TASK INSTRUCTIONS = Retype the entries in full, exactly.

Component data from apps and pages:
#####

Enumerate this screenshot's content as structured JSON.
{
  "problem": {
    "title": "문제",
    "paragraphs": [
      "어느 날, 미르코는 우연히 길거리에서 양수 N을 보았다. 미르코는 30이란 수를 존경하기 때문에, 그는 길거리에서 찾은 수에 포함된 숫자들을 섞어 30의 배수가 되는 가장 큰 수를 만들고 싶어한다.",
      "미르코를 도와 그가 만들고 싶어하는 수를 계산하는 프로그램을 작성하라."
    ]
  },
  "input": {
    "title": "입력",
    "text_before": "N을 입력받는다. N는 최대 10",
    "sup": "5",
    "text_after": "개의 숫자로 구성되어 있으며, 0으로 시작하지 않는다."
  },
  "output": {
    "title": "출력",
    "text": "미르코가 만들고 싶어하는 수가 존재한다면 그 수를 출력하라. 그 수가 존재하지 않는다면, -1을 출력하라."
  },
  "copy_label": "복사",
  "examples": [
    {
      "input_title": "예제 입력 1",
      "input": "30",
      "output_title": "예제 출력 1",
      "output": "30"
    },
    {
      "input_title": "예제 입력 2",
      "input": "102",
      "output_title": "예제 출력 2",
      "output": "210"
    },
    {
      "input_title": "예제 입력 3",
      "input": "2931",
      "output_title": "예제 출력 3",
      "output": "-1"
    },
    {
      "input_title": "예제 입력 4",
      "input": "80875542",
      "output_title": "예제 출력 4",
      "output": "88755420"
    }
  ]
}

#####

EXERCISE OUTPUT =
Enumerate this screenshot's content as structured JSON.
{
  "problem": {
    "title": "문제",
    "paragraphs": [
      "어느 날, 미르코는 우연히 길거리에서 양수 N을 보았다. 미르코는 30이란 수를 존경하기 때문에, 그는 길거리에서 찾은 수에 포함된 숫자들을 섞어 30의 배수가 되는 가장 큰 수를 만들고 싶어한다.",
      "미르코를 도와 그가 만들고 싶어하는 수를 계산하는 프로그램을 작성하라."
    ]
  },
  "input": {
    "title": "입력",
    "text_before": "N을 입력받는다. N는 최대 10",
    "sup": "5",
    "text_after": "개의 숫자로 구성되어 있으며, 0으로 시작하지 않는다."
  },
  "output": {
    "title": "출력",
    "text": "미르코가 만들고 싶어하는 수가 존재한다면 그 수를 출력하라. 그 수가 존재하지 않는다면, -1을 출력하라."
  },
  "copy_label": "복사",
  "examples": [
    {
      "input_title": "예제 입력 1",
      "input": "30",
      "output_title": "예제 출력 1",
      "output": "30"
    },
    {
      "input_title": "예제 입력 2",
      "input": "102",
      "output_title": "예제 출력 2",
      "output": "210"
    },
    {
      "input_title": "예제 입력 3",
      "input": "2931",
      "output_title": "예제 출력 3",
      "output": "-1"
    },
    {
      "input_title": "예제 입력 4",
      "input": "80875542",
      "output_title": "예제 출력 4",
      "output": "88755420"
    }
  ]
}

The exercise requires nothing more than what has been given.